One of the hardest parts of learning Spanish is the verbs. If you haven’t heard, verb is the word. (Lame. Forgive me.) Verbs are probably the subject that even students earning online masters degrees in Spanish have a difficult time keeping straight.
As a fifteen-year-old sophomore in high school, I started learning Spanish and was immediately overwhelmed with the verbs. Not only were there so many of them, there were so many irregular ones—or so it seemed at the time. (Okay, it still seems that way.) Irregular verbs became the bane of my Spanish-language-learning existence.
I’m happy to report that those days are over! Really! After having thought about this for a while, I realize now that I just get it. This … this is immensely exciting, folks! I used to think of verbs as shoes:
If you’re Spanish, you may find this hilarious. I know Mario did when I first showed him. You see, many verbs are stem-changing verbs, but I prefer their informal appellation: boot verbs. You never realized footwear could be used to learn a language, now did you? In fact, this is a very useful way of learning stem-changing verbs. You see, all the verbs that fit in the boot change their stem.
Note: the vosotros form was marked out because they did this in high school! What was their problem? “You’ll most likely never go to Spain.” Chyeah. I see how that worked out.
You see how only the nosotros and vosotros forms don’t change? That’s because—and solely because—they don’t fit in the boot. Yep. Boots for the win!
And this only the present tense! You Spanish speakers get this since you (obviously) speak English, but our verbs in English are really simple. No need to conjugate for the most part; you just need to add an s in the singular third-person present tense, and you’re good to go. (Thus, I get, you get, she/he gets, etc.)
I used to find this daunting. There were so many verbs to memorize and so many different ways to conjugate them, even if the boot thing did help. What changed? I don’t know, really, but one day it just clicked!
Nowadays, when I see a verb like alzar (and consequently realzar), I know instinctively how to conjugate it, in all the tenses. (Okay, not instinctively. This took a lot of work, people!) By the way, it’s like this:

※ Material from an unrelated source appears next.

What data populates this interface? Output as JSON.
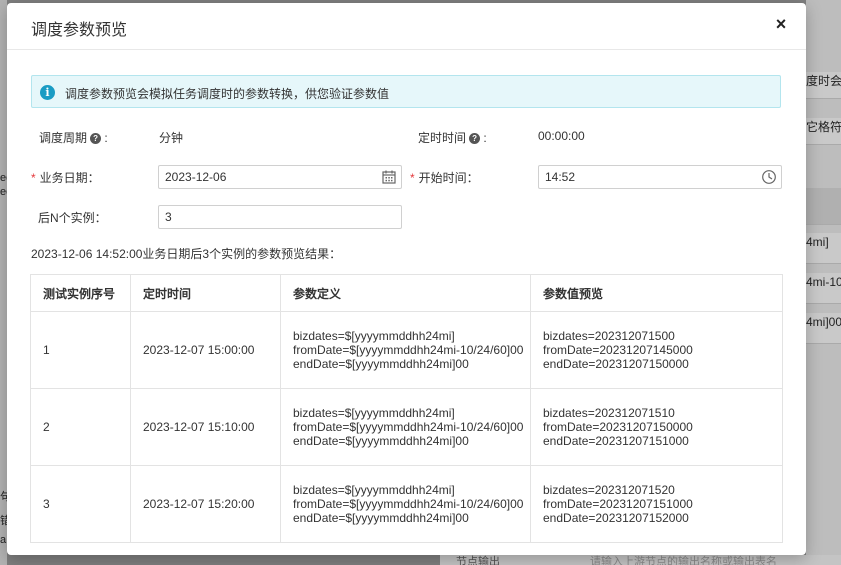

Now that I have the whole conjugation thing down, it’s my goal to master the immense quantity of verbs. I’ve got my work cut out for me.
(Newest verb learned: desentreñar. Newest non-verb learned: picana.)